We worked with psychologically disturbed clients. Granted the facility was not well run and the clients were out of control, but still we did our best to keep the peace with the little training we had. We were not afforded tasers, pepper spray, batons, or cuffs and certainly not granted guns. We had many opportunities to lose our cool in the heat of the moment and lash out at our attackers, we had every reason to panic in the many crises that flooded our hallways. I even developed mild PTSD after being strangled at work. But this was the job. This is what we signed up for. And this is what police officers sign up for every day when they put on the badge. Now of course I am not asking them to risk their lives, and if the gun is genuinely necessary, they must do what they have to do. But with the extensive training they have to de-escalate and manage crises and the multiple tools in their belt they can work with, what excuse do they have for impulse, for panic, for repeated deadly force?

I can't wrap my head around it. I never could. But as angry as I get, I understand that violence is not the answer. Fighting brutality with brutality brings no calm to the tumultuous sea of our society, but adds to the confusion, the irrationality, and the impulsive decisions that can completely destroy the remaining scaffolding of our crumbling world. In spite of the overwhelming desire to bash in the heads of the guilty parties across the nation, I understand that killing innocent officers during a protest is not a solution. Assaults and arrests are not the solution. Rioting and looting is not the solution. Much like the result of police brutality, violence breeds nothing more than distrust, suspicion, and fear. There are thousands of peaceful demonstrators in the Black Lives Matter movement, but the more aggressive members seek to garner attention, notoriety, progress and respect, these intimidation tactics only breed deep-seated trepidation which will eventually turn to animosity and onward toward hostility. Blame will be placed, distrust will grow, the Us vs. Them mentality will thrive, and violence will build in an ever-growing cycle until it becomes an unstoppable force; before the nation is swallowed in a bloody tidal wave.
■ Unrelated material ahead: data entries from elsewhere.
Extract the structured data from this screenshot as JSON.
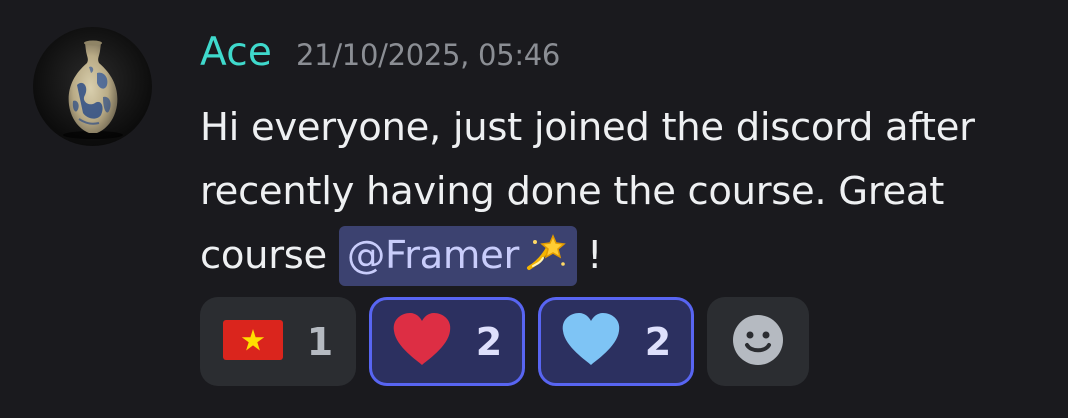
{
  "message": {
    "author": "Ace",
    "timestamp": "21/10/2025, 05:46",
    "text_line1": "Hi everyone, just joined the discord after",
    "text_line2": "recently having done the course. Great",
    "text_line3_prefix": "course ",
    "mention": "@Framer",
    "mention_emoji": "dizzy-emoji",
    "text_line3_suffix": "!",
    "author_color": "#3fd9cc",
    "mention_bg": "#3c4270"
  },
  "reactions": [
    {
      "emoji": "vietnam-flag-emoji",
      "count": "1",
      "active": false
    },
    {
      "emoji": "red-heart-emoji",
      "count": "2",
      "active": true
    },
    {
      "emoji": "light-blue-heart-emoji",
      "count": "2",
      "active": true
    },
    {
      "emoji": "add-reaction-smiley-icon",
      "count": "",
      "active": false
    }
  ],
  "colors": {
    "background": "#1a1a1e",
    "reaction_bg": "#2b2d31",
    "reaction_active_bg": "#2c3060",
    "reaction_active_border": "#5865f2"
  }
}
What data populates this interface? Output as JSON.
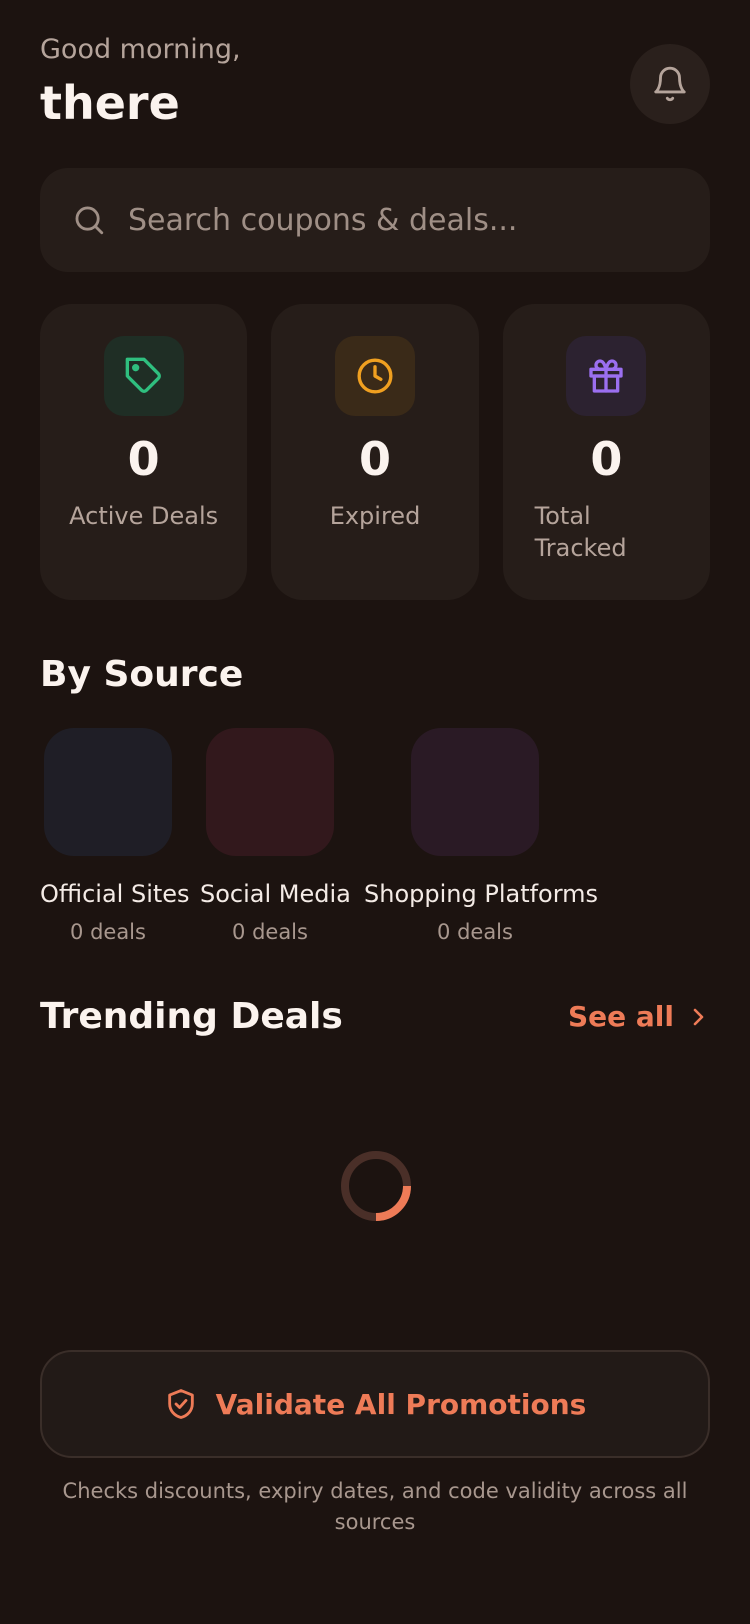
{
  "header": {
    "greeting": "Good morning,",
    "name": "there",
    "bell_icon": "bell-icon"
  },
  "search": {
    "placeholder": "Search coupons & deals...",
    "value": "",
    "icon": "search-icon"
  },
  "stats": [
    {
      "icon": "tag-icon",
      "value": "0",
      "label": "Active Deals",
      "color": "#2fbf7f",
      "icon_bg": "#1f2e25"
    },
    {
      "icon": "clock-icon",
      "value": "0",
      "label": "Expired",
      "color": "#f0a020",
      "icon_bg": "#3a2a18"
    },
    {
      "icon": "gift-icon",
      "value": "0",
      "label": "Total Tracked",
      "color": "#9b6ff0",
      "icon_bg": "#2c2230"
    }
  ],
  "sources": {
    "title": "By Source",
    "items": [
      {
        "name": "Official Sites",
        "count": "0 deals",
        "color": "#1f1e26"
      },
      {
        "name": "Social Media",
        "count": "0 deals",
        "color": "#32181c"
      },
      {
        "name": "Shopping Platforms",
        "count": "0 deals",
        "color": "#2a1a25"
      }
    ]
  },
  "trending": {
    "title": "Trending Deals",
    "see_all": "See all"
  },
  "validate": {
    "label": "Validate All Promotions",
    "footnote": "Checks discounts, expiry dates, and code validity across all sources"
  },
  "colors": {
    "background": "#1c1310",
    "card": "#261d19",
    "accent": "#ee7b57"
  }
}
Violence begets violence. Martin Luther King, one of the more prominent leaders of the Civil Rights Movement built his legacy on non-violent approaches to challenging the constructs of social injustice in the 1960s. There were several other leaders in the movement who made their own contributions, but aside from Malcolm X, they have not been as prominent, and unlike Malcolm X, MLK made his lasting mark in history without the "any means necessary" tactics. There were sit-ins, there were boycotts, there were peaceful marches that garnered the attention and the notoriety the movement deserved in order to facilitate change. Many people have turned to his teachings and cited his speeches in their tireless arguments for peaceful battles, not because they're trying to change history or "whitewash" the violence out of it, but simply out of desire to follow the path that he cleared through the decades. Because it was the better path of the two laid out before us.

Now in the midst of these desperate pleas for peaceful strategies, I was called complacent, accused of indifference because I wasn't angry enough to be aggressive. I was even told that my opinion on the ineffectiveness of violence was invalid and unwarranted because I'm not black, and I don't have the right to criticize the way black people address their own issues. I don't need to be black to know that violence is not the answer; I don't need to be violent to prove that I care. I can be and will be a peaceful warrior in fostering change in the world, because this is my tactic: to avoid adding a deeper darkness to a night already devoid of stars.

Hate cannot drive out hate. Only love can do that.